Article 7. Other laws or treaties: This article states that the convention won’t interfere with any rights or interests provided by any other law or treaty in the manner and to the extent allowed by the law or the treaties of the Party to the Convention
Article 8. Reservations- The parties to the agreement can declare certain governmental agencies or any person acting on behalf of a governmental agency is a party, which may not fall under this convention to a certain specific extent as mentioned in the declaration. The convention applies to only those parties that have agreed to a settlement under this convention. No other reservations are allowed other than the ones mentioned in this article. Reservations may be made by a Party to the Convention at any time, it should just be deposited with signatures of the parties to the depository. Any withdrawal of such a declaration can also be made at any time effective from 6 months from the date of depositing the same.
Article 9. Effect on settlement agreements- Any convention, declaration, or withdrawal is applied on the parties to the settlement agreement from the date the convention, declaration, or withdrawal is entered into.
Limitation in enforcement:
The major objective of the Convention is the enforcement of settlement agreements resulting from mediation. There are two major limitations in the Convention which can reduce the impact of enforcement mechanism:
The effectiveness of any international treaty is largely dependent on the number of countries adopting and ratifying it. The Singapore Convention is fairly new in the field with a handful of countries ratifying it so far. The major obstacle faced by the Convention is that many countries do not have any domestic legal system in place which deals with mediation comprehensively. It then becomes a herculean task to expect countries to ratify a Convention with major ramifications when their legal systems do not even recognize mediation as an alternative dispute resolution process.

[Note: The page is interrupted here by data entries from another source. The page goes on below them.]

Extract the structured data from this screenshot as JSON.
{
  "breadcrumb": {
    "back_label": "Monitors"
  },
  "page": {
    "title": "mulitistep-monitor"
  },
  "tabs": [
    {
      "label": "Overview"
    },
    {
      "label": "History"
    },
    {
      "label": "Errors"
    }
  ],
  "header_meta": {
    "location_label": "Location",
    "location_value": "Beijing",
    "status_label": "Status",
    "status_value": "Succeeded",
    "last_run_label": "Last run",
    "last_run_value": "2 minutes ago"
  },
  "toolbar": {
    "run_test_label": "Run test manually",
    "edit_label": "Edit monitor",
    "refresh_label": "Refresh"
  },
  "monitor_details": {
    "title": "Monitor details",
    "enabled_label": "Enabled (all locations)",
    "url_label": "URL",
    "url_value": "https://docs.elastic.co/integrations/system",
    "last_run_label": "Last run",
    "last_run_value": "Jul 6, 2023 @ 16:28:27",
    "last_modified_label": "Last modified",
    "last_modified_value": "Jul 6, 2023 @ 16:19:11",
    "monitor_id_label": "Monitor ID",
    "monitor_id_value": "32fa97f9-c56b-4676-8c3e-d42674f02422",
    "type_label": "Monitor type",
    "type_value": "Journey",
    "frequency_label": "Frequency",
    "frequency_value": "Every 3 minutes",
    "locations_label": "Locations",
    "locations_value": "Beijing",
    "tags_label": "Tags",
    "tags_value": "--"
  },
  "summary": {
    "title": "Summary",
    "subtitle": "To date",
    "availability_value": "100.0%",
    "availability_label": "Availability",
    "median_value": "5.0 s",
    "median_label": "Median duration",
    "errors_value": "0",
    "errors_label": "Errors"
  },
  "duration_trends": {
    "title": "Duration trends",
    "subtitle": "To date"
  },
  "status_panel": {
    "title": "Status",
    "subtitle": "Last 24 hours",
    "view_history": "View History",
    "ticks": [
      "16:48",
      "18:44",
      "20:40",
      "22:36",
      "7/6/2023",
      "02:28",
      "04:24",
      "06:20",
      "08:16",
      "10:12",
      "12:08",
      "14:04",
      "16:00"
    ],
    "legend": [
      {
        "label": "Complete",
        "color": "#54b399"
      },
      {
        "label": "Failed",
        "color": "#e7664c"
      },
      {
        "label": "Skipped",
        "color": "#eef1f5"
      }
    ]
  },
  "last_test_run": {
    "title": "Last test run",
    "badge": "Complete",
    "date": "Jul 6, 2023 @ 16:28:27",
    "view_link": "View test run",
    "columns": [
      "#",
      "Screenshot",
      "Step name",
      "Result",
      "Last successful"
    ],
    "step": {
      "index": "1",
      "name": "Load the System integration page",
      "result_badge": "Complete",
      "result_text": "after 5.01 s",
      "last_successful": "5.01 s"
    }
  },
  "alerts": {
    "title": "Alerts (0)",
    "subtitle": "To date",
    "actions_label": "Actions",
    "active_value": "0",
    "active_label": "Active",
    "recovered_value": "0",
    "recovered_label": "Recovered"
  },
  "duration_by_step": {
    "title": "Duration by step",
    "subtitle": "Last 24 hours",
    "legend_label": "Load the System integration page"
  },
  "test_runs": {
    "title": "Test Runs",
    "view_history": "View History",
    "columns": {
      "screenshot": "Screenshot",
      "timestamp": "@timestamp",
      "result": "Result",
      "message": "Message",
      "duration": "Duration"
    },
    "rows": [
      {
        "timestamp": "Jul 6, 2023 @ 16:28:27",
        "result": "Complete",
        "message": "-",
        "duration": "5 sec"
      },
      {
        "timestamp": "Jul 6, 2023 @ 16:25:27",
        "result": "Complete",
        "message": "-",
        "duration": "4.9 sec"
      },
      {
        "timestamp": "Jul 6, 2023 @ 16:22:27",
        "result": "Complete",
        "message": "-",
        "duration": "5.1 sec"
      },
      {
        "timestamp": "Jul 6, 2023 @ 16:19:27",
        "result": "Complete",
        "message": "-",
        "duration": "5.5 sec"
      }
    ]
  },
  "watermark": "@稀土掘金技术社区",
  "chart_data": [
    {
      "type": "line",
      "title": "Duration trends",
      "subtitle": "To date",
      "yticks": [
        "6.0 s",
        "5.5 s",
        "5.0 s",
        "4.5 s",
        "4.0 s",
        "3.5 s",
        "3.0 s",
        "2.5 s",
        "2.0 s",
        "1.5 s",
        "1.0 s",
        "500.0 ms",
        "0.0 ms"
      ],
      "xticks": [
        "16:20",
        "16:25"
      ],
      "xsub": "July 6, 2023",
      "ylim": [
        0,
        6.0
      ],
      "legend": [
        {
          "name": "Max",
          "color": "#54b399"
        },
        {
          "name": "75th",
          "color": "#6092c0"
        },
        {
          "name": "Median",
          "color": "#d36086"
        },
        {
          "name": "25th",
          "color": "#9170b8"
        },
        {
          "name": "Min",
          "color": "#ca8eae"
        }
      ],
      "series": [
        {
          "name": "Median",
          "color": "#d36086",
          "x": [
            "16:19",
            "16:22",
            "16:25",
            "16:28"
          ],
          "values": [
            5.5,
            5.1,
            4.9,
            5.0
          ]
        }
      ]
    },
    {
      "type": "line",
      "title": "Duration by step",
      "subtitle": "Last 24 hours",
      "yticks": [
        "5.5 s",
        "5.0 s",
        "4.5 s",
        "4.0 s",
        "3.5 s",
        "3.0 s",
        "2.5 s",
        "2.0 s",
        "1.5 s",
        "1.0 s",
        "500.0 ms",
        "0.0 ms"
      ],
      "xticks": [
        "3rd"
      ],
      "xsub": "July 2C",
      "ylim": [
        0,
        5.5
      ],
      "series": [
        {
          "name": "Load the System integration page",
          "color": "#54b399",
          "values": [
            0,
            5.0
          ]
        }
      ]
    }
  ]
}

Even countries like Iran which are a signatory to the Convention have not recognized mediation in their domestic system. The competent authority will in such jurisdictions face difficulty in enforcing settlements according to the Convention. Since there is no appropriate platform, the only way one can enforce settlement agreements is by treating them as a normal civil contract and applying the legal remedy of that jurisdiction. This goes against the direct enforcement of settlement agreements envisioned by the Convention.
2. The other major limitation is concerning a specific article which talks about grounds for refusing to grant relief. Article 5 (1)(e) lays that on a serious breach by the mediator of ‘standards applicable to the mediator’ and that breach affected the party, the competent authority can deny granting relief. The problem here is that even if there was some domestic legal system in place, it would be difficult to ascertain when a serious breach of the standard has occurred. The provision is too general and with no set definition of these ‘standards’ much would be left on the subjectivity of the competent authority. Article 5 (1)(f) suffers from the same drawback as it would be difficult to ascertain the impartiality or independence of the mediator.
Regardless of these limitations, there is potential in the Singapore Convention to build upon the international dispute resolution process set up by the New York Convention. With a shift in perspective in the international community from calling ‘ADR’ as alternate dispute resolution to appropriate dispute resolution, this is another instrument working towards that perspective. Much will, of course, depend on the number of states ratifying the Convention but there has been a bright start to that end.
  Hasan Faraj Mehrabi, Hosna Sheikhattar, The Singapore Mediation Convention: a promising start, an uncertain future, < https://leidenlawblog.nl/articles/the-singapore-mediation-convention-a-promising-start-an-uncertain-future#:~:text=That%20being%20said%2C%20there%20is,addressed%20in%20commercial%20dispute%20resolution. > last accessed 11 August, 2018